I hear you!
The notes you send have a huge impact on me. The most obvious instance occurred in June, soon after Sweet Salt Air came out. One reader said she thought the book started too slowly. I promptly turned to my work-in-progress, reread the opening with a critical eye, then switched Chapters 1 and 2 so that the reader learns the opening plot twist sooner. It wouldn’t have worked for Sweet Salt Air. But it did work here.
I’ve always loved communicating with readers. Way back, it was mostly by snail mail. Now it’s through Facebook and my website, and if I don’t answer, it’s usually because there was no question asked! Just the fact of your taking the time to write to me makes me feel good. The overwhelming response to my SPEEDY BD SURVEY of 8/6 was the best birthday gift I could have ever received! I thank you all for that.
There’s always more mail when a new book comes out, but some of the comments coming lately have been so cool that I want to share a few.
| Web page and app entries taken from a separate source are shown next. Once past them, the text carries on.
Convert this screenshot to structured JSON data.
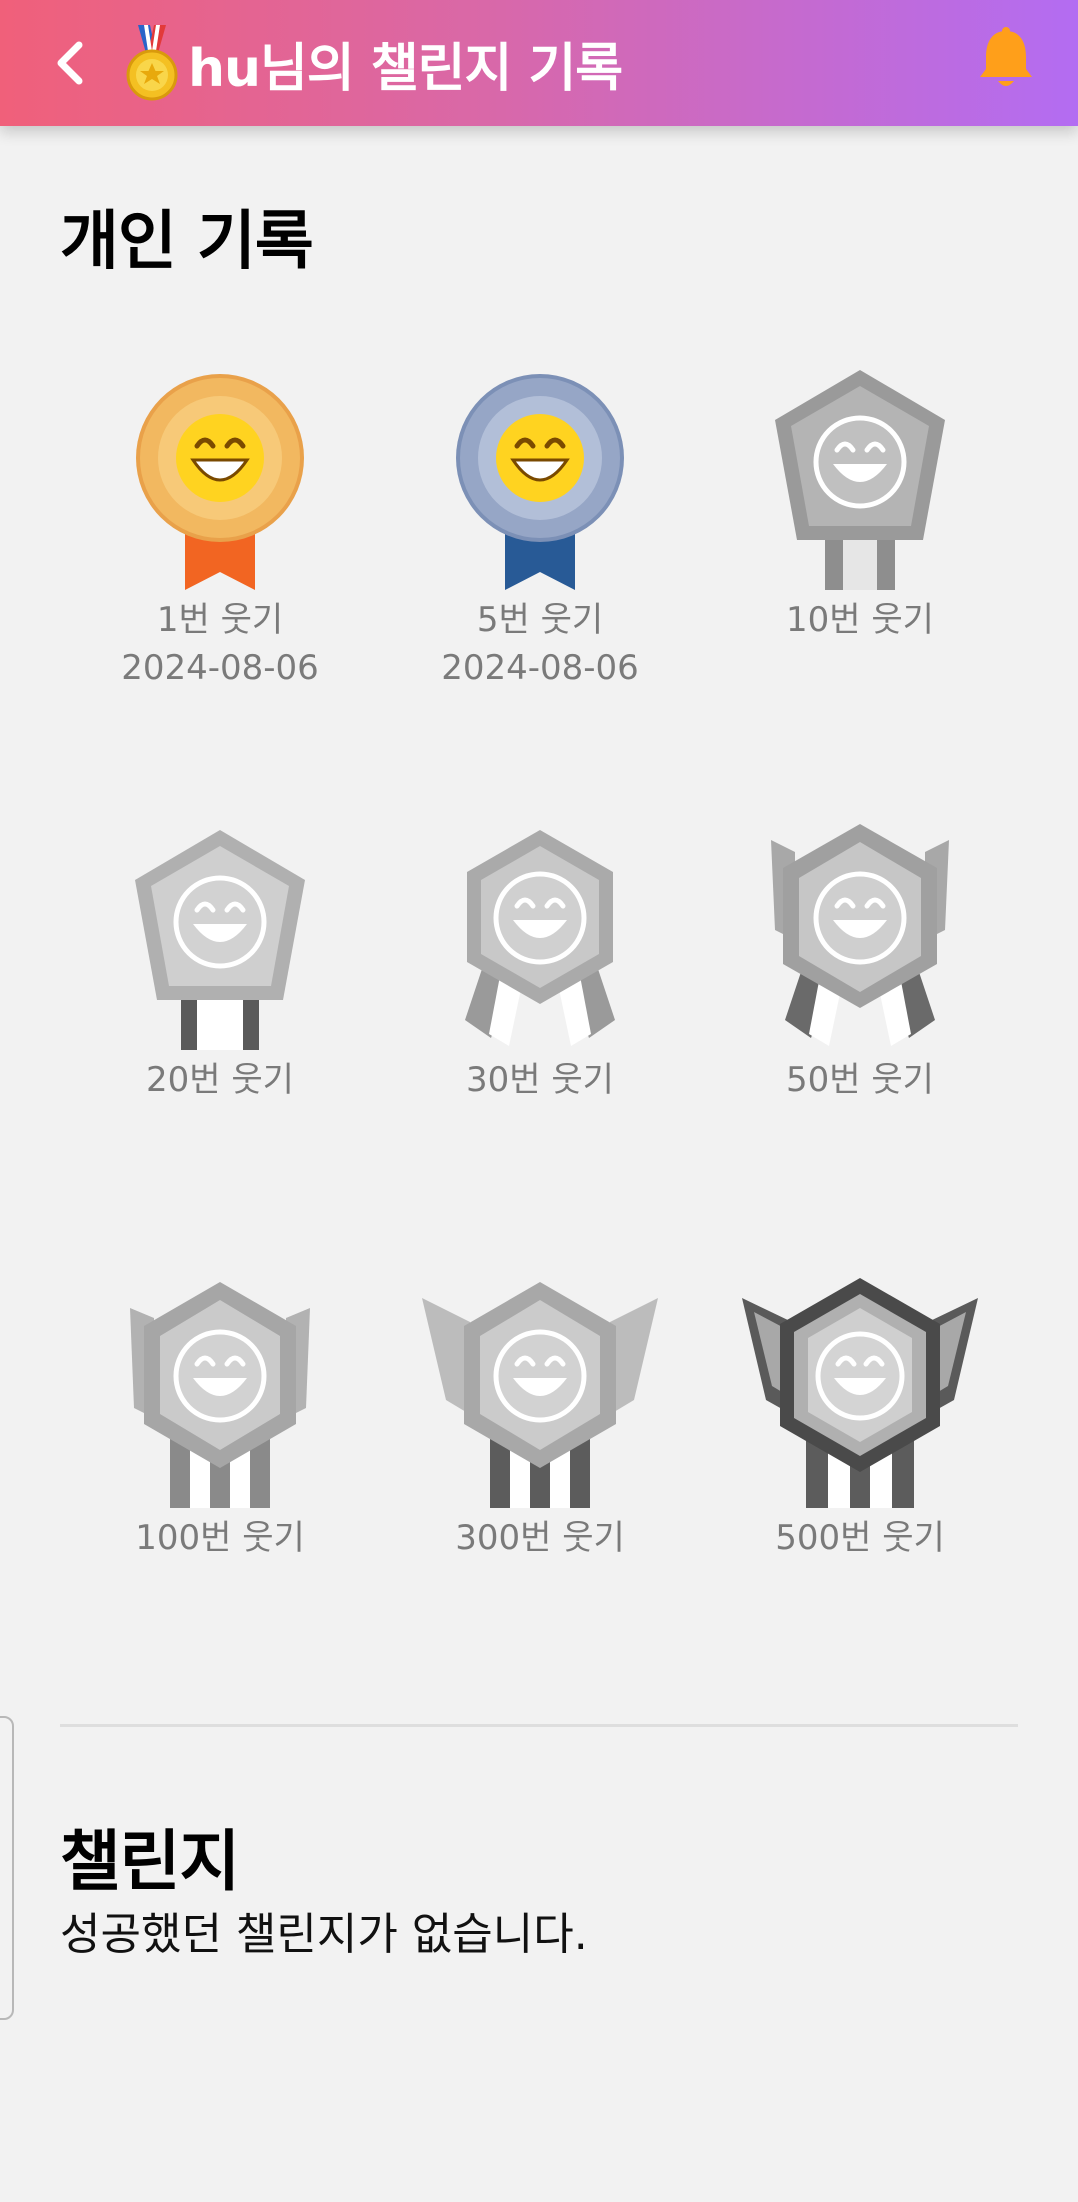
{
  "header": {
    "title": "hu님의 챌린지 기록",
    "back_icon": "chevron-left-icon",
    "medal_icon": "medal-icon",
    "bell_icon": "bell-icon",
    "colors": {
      "gradient_start": "#f0607a",
      "gradient_end": "#b36cf2",
      "bell": "#ff9f1a"
    }
  },
  "personal": {
    "title": "개인 기록",
    "badges": [
      {
        "label": "1번 웃기",
        "date": "2024-08-06",
        "earned": true,
        "tier": "bronze"
      },
      {
        "label": "5번 웃기",
        "date": "2024-08-06",
        "earned": true,
        "tier": "silver-blue"
      },
      {
        "label": "10번 웃기",
        "date": "",
        "earned": false,
        "tier": "pentagon"
      },
      {
        "label": "20번 웃기",
        "date": "",
        "earned": false,
        "tier": "pentagon-ribbon"
      },
      {
        "label": "30번 웃기",
        "date": "",
        "earned": false,
        "tier": "hexagon"
      },
      {
        "label": "50번 웃기",
        "date": "",
        "earned": false,
        "tier": "hexagon-crest"
      },
      {
        "label": "100번 웃기",
        "date": "",
        "earned": false,
        "tier": "hexagon-ribbon"
      },
      {
        "label": "300번 웃기",
        "date": "",
        "earned": false,
        "tier": "hexagon-wings"
      },
      {
        "label": "500번 웃기",
        "date": "",
        "earned": false,
        "tier": "hexagon-wings-dark"
      }
    ]
  },
  "challenge": {
    "title": "챌린지",
    "empty_message": "성공했던 챌린지가 없습니다."
  }
}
To set the scene, take a look at the new cover photo on my Facebook page. Those Adirondack chairs? That crystal-clean lake and blue sky? Pines, day lilies, astilbes? Put these things together, and you have GETAWAY, which is what my books represent, which is why they come out in the summer.
You all get that. You mention where you sat while you were reading Sweet Salt Air. Front porch? Back porch? Bath tub filled with bubbles? Poolside? Beach? Generalizing here, what are some of the interesting places you’ve been while reading a book?
Some of you talk about seeing a particular spot and having the details of a book you were reading there rush back. Has that ever happened to you? It happens to me as a writer. When we’re driving through the New Hampshire lakes region and pass the road to the Rockywold-Deep Haven camp on Squam Lake, I’m back on its shore hearing my very first loon and feeling the conception of Lake News.
One of you sent a photo of your cat reading Sweet Salt Air when you set it down for a minute. Another sent a photo of a dragonfly taking a rest on the book, another of Sweet Salt Air nestled in seashells. Clearly, this particular book works with the great outdoors. Are you able, say, to read a book at a noisy pool or a sandy beach? Do certain books lend themselves to particular reading situations? Would you want to read this book in front of a fireplace?
Many book groups have read Sweet Salt Air but you don’t have to be in a book group to discuss it with others. Do you ever do this? Or do you like to hold your thoughts on a book close until you’ve properly digested them?
As I look back on your comments, though, the one that gets me really thinking is “beach read.” I asked about this in another recent SBDS, but would love to talk about it here. What is a beach read? Obviously we don’t have to be at the beach to read a beach read, but it’s a term that crops up every summer to describe books that take us out of our lives for a brief time. A beach read isn’t so dense that you don’t know what half the words mean. It isn’t so heavy that it casts a pall on your life for days. Rather, it leaves you with a sense of renewal.
At least, that’s how I define it. Do you agree, disagree, want to think about it more?